:: Materials provided ::
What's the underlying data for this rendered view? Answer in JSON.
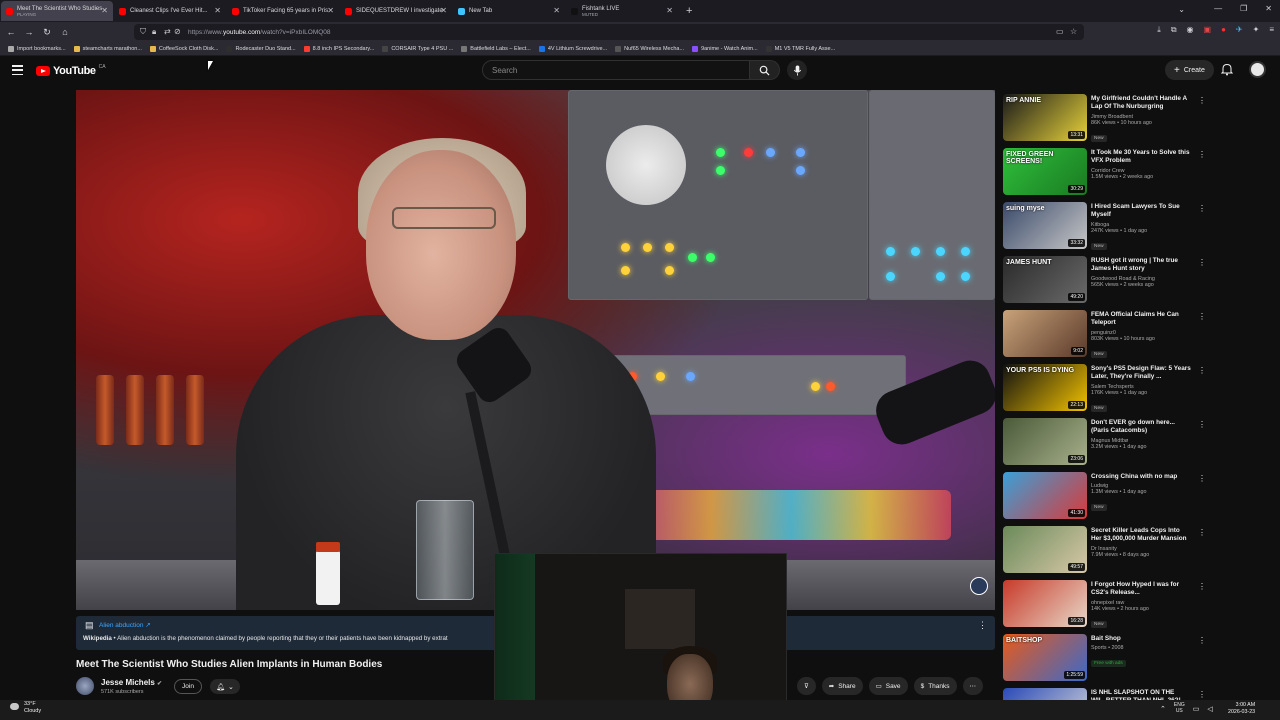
{
  "browser": {
    "tabs": [
      {
        "title": "Meet The Scientist Who Studies",
        "sub": "PLAYING",
        "active": true,
        "color": "#ff0000"
      },
      {
        "title": "Cleanest Clips I've Ever Hit...",
        "sub": "",
        "active": false,
        "color": "#ff0000"
      },
      {
        "title": "TikToker Facing 65 years in Pris",
        "sub": "",
        "active": false,
        "color": "#ff0000"
      },
      {
        "title": "SIDEQUESTDREW I investigate",
        "sub": "",
        "active": false,
        "color": "#ff0000"
      },
      {
        "title": "New Tab",
        "sub": "",
        "active": false,
        "color": "#3ec5ff"
      },
      {
        "title": "Fishtank LIVE",
        "sub": "MUTED",
        "active": false,
        "color": "#111111"
      }
    ],
    "url_prefix": "https://www.",
    "url_domain": "youtube.com",
    "url_rest": "/watch?v=iPxbILOMQ08",
    "bookmarks": [
      {
        "label": "Import bookmarks...",
        "color": "#aaaaaa"
      },
      {
        "label": "steamcharts marathon...",
        "color": "#e5b94a"
      },
      {
        "label": "CoffeeSock Cloth Disk...",
        "color": "#e5b94a"
      },
      {
        "label": "Rodecaster Duo Stand...",
        "color": "#2e2e2e"
      },
      {
        "label": "8.8 inch IPS Secondary...",
        "color": "#ff3b30"
      },
      {
        "label": "CORSAIR Type 4 PSU ...",
        "color": "#444444"
      },
      {
        "label": "Battlefield Labs – Elect...",
        "color": "#777777"
      },
      {
        "label": "4V Lithium Screwdrive...",
        "color": "#1a73e8"
      },
      {
        "label": "Nuf65 Wireless Mecha...",
        "color": "#555555"
      },
      {
        "label": "9anime - Watch Anim...",
        "color": "#8a4fff"
      },
      {
        "label": "M1 V5 TMR Fully Asse...",
        "color": "#333333"
      }
    ]
  },
  "youtube": {
    "logo_text": "YouTube",
    "country": "CA",
    "search_placeholder": "Search",
    "create_label": "Create"
  },
  "video": {
    "info_panel": {
      "title": "Alien abduction",
      "source": "Wikipedia",
      "text": " • Alien abduction is the phenomenon claimed by people reporting that they or their patients have been kidnapped by extrat"
    },
    "title": "Meet The Scientist Who Studies Alien Implants in Human Bodies",
    "channel": "Jesse Michels",
    "subscribers": "571K subscribers",
    "join_label": "Join",
    "actions": {
      "share": "Share",
      "save": "Save",
      "thanks": "Thanks"
    }
  },
  "recommendations": [
    {
      "title": "My Girlfriend Couldn't Handle A Lap Of The Nurburgring",
      "channel": "Jimmy Broadbent",
      "stats": "86K views • 10 hours ago",
      "badge": "New",
      "duration": "13:31",
      "thumb_text": "RIP ANNIE",
      "colors": [
        "#1a1a1a",
        "#e7d23a"
      ]
    },
    {
      "title": "It Took Me 30 Years to Solve this VFX Problem",
      "channel": "Corridor Crew",
      "stats": "1.5M views • 2 weeks ago",
      "badge": "",
      "duration": "30:29",
      "thumb_text": "FIXED GREEN SCREENS!",
      "colors": [
        "#2fbf3b",
        "#1a7a22"
      ]
    },
    {
      "title": "I Hired Scam Lawyers To Sue Myself",
      "channel": "Kitboga",
      "stats": "247K views • 1 day ago",
      "badge": "New",
      "duration": "33:32",
      "thumb_text": "suing myse",
      "colors": [
        "#3a4a6a",
        "#c7c7c7"
      ]
    },
    {
      "title": "RUSH got it wrong | The true James Hunt story",
      "channel": "Goodwood Road & Racing",
      "stats": "565K views • 2 weeks ago",
      "badge": "",
      "duration": "49:20",
      "thumb_text": "JAMES HUNT",
      "colors": [
        "#2a2a2a",
        "#6a6a6a"
      ]
    },
    {
      "title": "FEMA Official Claims He Can Teleport",
      "channel": "penguinz0",
      "stats": "803K views • 10 hours ago",
      "badge": "New",
      "duration": "9:02",
      "thumb_text": "",
      "colors": [
        "#c9a27a",
        "#5a3a2a"
      ]
    },
    {
      "title": "Sony's PS5 Design Flaw: 5 Years Later, They're Finally ...",
      "channel": "Salem Techsperts",
      "stats": "176K views • 1 day ago",
      "badge": "New",
      "duration": "22:13",
      "thumb_text": "YOUR PS5 IS DYING",
      "colors": [
        "#111111",
        "#f2c200"
      ]
    },
    {
      "title": "Don't EVER go down here... (Paris Catacombs)",
      "channel": "Magnus Midtbø",
      "stats": "3.2M views • 1 day ago",
      "badge": "",
      "duration": "23:06",
      "thumb_text": "",
      "colors": [
        "#4a5a3a",
        "#a8b08a"
      ]
    },
    {
      "title": "Crossing China with no map",
      "channel": "Ludwig",
      "stats": "1.3M views • 1 day ago",
      "badge": "New",
      "duration": "41:30",
      "thumb_text": "",
      "colors": [
        "#3aa0d8",
        "#d83a3a"
      ]
    },
    {
      "title": "Secret Killer Leads Cops Into Her $3,000,000 Murder Mansion",
      "channel": "Dr Insanity",
      "stats": "7.9M views • 8 days ago",
      "badge": "",
      "duration": "49:57",
      "thumb_text": "",
      "colors": [
        "#6a8a5a",
        "#d8c8a8"
      ]
    },
    {
      "title": "I Forgot How Hyped I was for CS2's Release...",
      "channel": "ohnepixel raw",
      "stats": "14K views • 2 hours ago",
      "badge": "New",
      "duration": "16:28",
      "thumb_text": "",
      "colors": [
        "#c83a2a",
        "#e8d8c8"
      ]
    },
    {
      "title": "Bait Shop",
      "channel": "Sports • 2008",
      "stats": "",
      "badge": "Free with ads",
      "duration": "1:25:59",
      "thumb_text": "BAITSHOP",
      "colors": [
        "#e85a1a",
        "#3a6ac8"
      ]
    },
    {
      "title": "IS NHL SLAPSHOT ON THE WII...BETTER THAN NHL 26?!",
      "channel": "",
      "stats": "",
      "badge": "",
      "duration": "",
      "thumb_text": "",
      "colors": [
        "#2a4ab8",
        "#d8d8d8"
      ]
    }
  ],
  "taskbar": {
    "temp": "33°F",
    "weather": "Cloudy",
    "lang1": "ENG",
    "lang2": "US",
    "time": "3:00 AM",
    "date": "2026-03-23"
  }
}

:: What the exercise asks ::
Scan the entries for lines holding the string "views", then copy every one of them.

:: Response for this exercise ::
      "stats": "86K views • 10 hours ago",
      "stats": "1.5M views • 2 weeks ago",
      "stats": "247K views • 1 day ago",
      "stats": "565K views • 2 weeks ago",
      "stats": "803K views • 10 hours ago",
      "stats": "176K views • 1 day ago",
      "stats": "3.2M views • 1 day ago",
      "stats": "1.3M views • 1 day ago",
      "stats": "7.9M views • 8 days ago",
      "stats": "14K views • 2 hours ago",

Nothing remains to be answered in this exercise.